Fast Facts and Concepts are edited by Sean Marks MD (Medical College of Wisconsin) and associate editor Drew A Rosielle MD (University of Minnesota Medical School), with the generous support of a volunteer peer-review editorial board, and are made available online by the Palliative Care Network of Wisconsin (PCNOW); the authors of each individual Fast Fact are solely responsible for that Fast Fact’s content. The full set of Fast Facts are available at Palliative Care Network of Wisconsin with contact information, and how to reference Fast Facts.
Copyright: All Fast Facts and Concepts are published under a Creative Commons Attribution-NonCommercial 4.0 International Copyright (http://creativecommons.org/licenses/by-nc/4.0/). Fast Facts can only be copied and distributed for non-commercial, educational purposes. If you adapt or distribute a Fast Fact, let us know!

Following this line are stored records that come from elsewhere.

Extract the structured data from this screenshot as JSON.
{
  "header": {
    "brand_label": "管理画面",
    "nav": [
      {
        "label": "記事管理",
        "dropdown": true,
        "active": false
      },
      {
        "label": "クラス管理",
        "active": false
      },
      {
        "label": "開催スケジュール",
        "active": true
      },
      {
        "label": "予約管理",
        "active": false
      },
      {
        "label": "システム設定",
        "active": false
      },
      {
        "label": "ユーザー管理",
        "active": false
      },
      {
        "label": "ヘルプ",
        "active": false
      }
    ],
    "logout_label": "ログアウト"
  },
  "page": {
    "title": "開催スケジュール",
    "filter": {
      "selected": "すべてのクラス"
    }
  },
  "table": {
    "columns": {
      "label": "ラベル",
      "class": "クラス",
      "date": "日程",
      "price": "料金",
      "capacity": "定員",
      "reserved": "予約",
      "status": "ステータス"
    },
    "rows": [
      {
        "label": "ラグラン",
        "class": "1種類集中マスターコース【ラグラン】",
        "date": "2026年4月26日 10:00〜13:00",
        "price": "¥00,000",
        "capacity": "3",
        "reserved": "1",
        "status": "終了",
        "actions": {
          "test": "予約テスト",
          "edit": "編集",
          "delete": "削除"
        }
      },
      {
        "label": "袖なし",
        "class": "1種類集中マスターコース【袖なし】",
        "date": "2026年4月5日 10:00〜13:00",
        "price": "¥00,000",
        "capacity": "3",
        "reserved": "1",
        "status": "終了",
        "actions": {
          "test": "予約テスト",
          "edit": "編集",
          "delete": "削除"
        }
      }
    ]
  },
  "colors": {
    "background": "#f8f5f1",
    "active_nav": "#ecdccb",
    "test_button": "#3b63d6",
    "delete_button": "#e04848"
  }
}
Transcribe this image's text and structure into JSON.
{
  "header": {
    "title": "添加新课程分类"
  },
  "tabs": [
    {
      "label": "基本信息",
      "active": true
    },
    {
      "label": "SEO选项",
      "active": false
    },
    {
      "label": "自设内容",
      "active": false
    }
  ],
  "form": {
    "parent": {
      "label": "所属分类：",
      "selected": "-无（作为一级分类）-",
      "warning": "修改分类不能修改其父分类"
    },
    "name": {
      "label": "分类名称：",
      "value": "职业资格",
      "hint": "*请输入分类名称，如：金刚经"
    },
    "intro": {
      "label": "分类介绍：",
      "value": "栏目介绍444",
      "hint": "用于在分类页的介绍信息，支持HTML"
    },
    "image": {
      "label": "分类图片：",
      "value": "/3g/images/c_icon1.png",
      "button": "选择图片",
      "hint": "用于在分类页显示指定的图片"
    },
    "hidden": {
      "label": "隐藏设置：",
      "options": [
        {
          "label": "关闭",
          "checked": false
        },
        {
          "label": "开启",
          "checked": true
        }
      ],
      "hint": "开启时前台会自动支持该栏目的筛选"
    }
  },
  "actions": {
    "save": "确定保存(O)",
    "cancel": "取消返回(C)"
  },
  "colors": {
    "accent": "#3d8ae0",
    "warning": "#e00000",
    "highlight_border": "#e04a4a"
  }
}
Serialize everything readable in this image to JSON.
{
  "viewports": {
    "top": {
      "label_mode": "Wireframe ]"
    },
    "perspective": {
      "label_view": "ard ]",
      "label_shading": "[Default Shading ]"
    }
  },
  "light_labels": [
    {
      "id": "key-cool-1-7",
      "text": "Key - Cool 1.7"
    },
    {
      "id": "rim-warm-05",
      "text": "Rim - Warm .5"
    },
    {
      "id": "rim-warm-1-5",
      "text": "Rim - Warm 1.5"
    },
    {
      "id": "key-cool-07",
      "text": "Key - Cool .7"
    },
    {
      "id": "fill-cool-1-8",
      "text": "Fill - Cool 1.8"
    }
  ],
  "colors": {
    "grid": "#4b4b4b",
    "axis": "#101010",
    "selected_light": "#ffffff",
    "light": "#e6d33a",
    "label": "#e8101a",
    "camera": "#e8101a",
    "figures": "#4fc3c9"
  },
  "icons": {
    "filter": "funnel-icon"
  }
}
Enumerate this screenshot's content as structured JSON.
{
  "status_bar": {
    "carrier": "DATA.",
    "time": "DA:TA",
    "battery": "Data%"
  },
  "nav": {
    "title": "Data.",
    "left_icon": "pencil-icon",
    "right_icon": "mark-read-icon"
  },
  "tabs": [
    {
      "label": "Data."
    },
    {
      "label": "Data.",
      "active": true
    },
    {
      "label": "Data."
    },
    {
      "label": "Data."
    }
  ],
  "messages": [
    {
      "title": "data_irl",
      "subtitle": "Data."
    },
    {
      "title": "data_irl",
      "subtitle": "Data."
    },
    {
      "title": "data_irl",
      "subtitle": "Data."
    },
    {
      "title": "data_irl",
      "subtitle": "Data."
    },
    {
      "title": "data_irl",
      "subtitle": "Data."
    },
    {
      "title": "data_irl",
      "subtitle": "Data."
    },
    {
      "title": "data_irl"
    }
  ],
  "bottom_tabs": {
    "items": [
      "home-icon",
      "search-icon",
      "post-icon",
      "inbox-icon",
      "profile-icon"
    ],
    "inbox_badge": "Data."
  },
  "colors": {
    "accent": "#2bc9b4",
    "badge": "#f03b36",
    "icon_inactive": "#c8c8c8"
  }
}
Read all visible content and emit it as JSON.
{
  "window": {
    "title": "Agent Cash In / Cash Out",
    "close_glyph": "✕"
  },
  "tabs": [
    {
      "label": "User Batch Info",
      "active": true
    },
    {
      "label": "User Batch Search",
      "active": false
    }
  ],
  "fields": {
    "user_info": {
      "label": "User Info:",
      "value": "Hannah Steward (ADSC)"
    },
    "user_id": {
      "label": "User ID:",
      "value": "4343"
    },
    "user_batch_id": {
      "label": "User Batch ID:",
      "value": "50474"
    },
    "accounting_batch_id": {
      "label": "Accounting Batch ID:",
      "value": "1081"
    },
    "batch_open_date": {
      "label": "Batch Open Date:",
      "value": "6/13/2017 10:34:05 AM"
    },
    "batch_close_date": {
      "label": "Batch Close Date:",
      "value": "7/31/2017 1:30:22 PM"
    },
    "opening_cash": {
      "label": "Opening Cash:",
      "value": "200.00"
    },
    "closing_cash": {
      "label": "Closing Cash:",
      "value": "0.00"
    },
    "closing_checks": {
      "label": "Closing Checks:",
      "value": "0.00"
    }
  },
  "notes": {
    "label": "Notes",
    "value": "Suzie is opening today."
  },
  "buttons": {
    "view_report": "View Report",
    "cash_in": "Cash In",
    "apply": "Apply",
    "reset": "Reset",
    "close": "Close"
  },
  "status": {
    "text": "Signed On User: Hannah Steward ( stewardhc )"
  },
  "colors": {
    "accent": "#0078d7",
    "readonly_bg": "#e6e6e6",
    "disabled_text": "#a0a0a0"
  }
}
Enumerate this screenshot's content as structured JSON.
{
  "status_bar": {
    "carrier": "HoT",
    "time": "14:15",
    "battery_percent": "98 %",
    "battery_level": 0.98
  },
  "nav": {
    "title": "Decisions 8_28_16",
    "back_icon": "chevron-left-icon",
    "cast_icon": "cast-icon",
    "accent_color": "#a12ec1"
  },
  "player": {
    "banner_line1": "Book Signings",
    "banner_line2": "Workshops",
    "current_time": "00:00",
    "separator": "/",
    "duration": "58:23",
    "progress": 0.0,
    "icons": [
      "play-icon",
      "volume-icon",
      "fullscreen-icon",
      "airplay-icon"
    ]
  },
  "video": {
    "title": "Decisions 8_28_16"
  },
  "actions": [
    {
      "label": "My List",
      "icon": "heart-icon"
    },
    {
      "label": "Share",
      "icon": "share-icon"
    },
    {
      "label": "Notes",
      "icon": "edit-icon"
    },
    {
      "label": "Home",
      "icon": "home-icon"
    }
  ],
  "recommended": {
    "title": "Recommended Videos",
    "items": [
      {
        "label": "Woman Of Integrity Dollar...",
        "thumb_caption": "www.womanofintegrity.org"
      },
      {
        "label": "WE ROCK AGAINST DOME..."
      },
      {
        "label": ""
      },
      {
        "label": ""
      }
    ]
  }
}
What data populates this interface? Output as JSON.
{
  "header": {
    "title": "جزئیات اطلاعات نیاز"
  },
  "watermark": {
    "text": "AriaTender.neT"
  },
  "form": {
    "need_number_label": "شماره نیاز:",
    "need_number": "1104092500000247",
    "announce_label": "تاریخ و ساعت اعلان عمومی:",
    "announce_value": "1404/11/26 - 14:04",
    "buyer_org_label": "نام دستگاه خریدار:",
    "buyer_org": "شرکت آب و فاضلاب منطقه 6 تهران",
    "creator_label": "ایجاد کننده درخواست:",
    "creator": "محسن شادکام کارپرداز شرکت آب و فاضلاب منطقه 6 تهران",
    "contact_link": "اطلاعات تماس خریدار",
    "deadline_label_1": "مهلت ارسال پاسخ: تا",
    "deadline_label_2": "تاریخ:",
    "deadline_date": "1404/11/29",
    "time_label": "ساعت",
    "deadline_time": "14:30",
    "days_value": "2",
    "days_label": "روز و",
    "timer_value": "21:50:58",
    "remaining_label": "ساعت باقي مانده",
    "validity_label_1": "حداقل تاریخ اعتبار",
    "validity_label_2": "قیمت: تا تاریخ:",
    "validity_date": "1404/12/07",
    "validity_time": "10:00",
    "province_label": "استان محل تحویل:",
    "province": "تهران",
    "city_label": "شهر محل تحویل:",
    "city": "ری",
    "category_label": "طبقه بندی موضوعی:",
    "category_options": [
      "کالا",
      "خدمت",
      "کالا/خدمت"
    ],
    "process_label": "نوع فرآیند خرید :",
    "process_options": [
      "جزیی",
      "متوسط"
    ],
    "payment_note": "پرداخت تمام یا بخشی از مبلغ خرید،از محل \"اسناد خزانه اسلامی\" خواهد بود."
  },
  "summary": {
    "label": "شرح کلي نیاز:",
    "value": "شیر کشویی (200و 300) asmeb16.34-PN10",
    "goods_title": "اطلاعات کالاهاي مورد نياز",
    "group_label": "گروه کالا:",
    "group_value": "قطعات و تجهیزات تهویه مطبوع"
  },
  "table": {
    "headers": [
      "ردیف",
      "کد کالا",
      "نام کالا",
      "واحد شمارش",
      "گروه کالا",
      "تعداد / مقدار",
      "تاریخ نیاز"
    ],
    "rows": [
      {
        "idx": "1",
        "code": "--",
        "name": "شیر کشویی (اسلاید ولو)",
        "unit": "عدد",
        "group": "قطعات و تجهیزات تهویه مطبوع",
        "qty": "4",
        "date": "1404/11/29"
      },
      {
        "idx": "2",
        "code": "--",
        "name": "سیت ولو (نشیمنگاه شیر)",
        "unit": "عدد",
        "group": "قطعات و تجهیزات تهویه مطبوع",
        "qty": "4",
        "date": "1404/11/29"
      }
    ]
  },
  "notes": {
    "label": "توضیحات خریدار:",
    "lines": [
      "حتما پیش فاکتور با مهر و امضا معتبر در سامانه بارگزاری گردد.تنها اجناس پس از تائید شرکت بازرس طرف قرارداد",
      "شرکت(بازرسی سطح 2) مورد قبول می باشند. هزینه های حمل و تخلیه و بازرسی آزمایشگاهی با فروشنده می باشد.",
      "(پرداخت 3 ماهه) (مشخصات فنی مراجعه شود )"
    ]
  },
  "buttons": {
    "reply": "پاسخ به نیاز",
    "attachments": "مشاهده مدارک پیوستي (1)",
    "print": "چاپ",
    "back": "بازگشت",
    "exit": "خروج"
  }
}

Disclaimer: Fast Facts and Concepts provide educational information for health care professionals. This information is not medical advice. Fast Facts are not continually updated, and new safety information may emerge after a Fast Fact is published. Health care providers should always exercise their own independent clinical judgment and consult other relevant and up-to-date experts and resources. Some Fast Facts cite the use of a product in a dosage, for an indication, or in a manner other than that recommended in the product labeling. Accordingly, the official prescribing information should be consulted before any such product is used.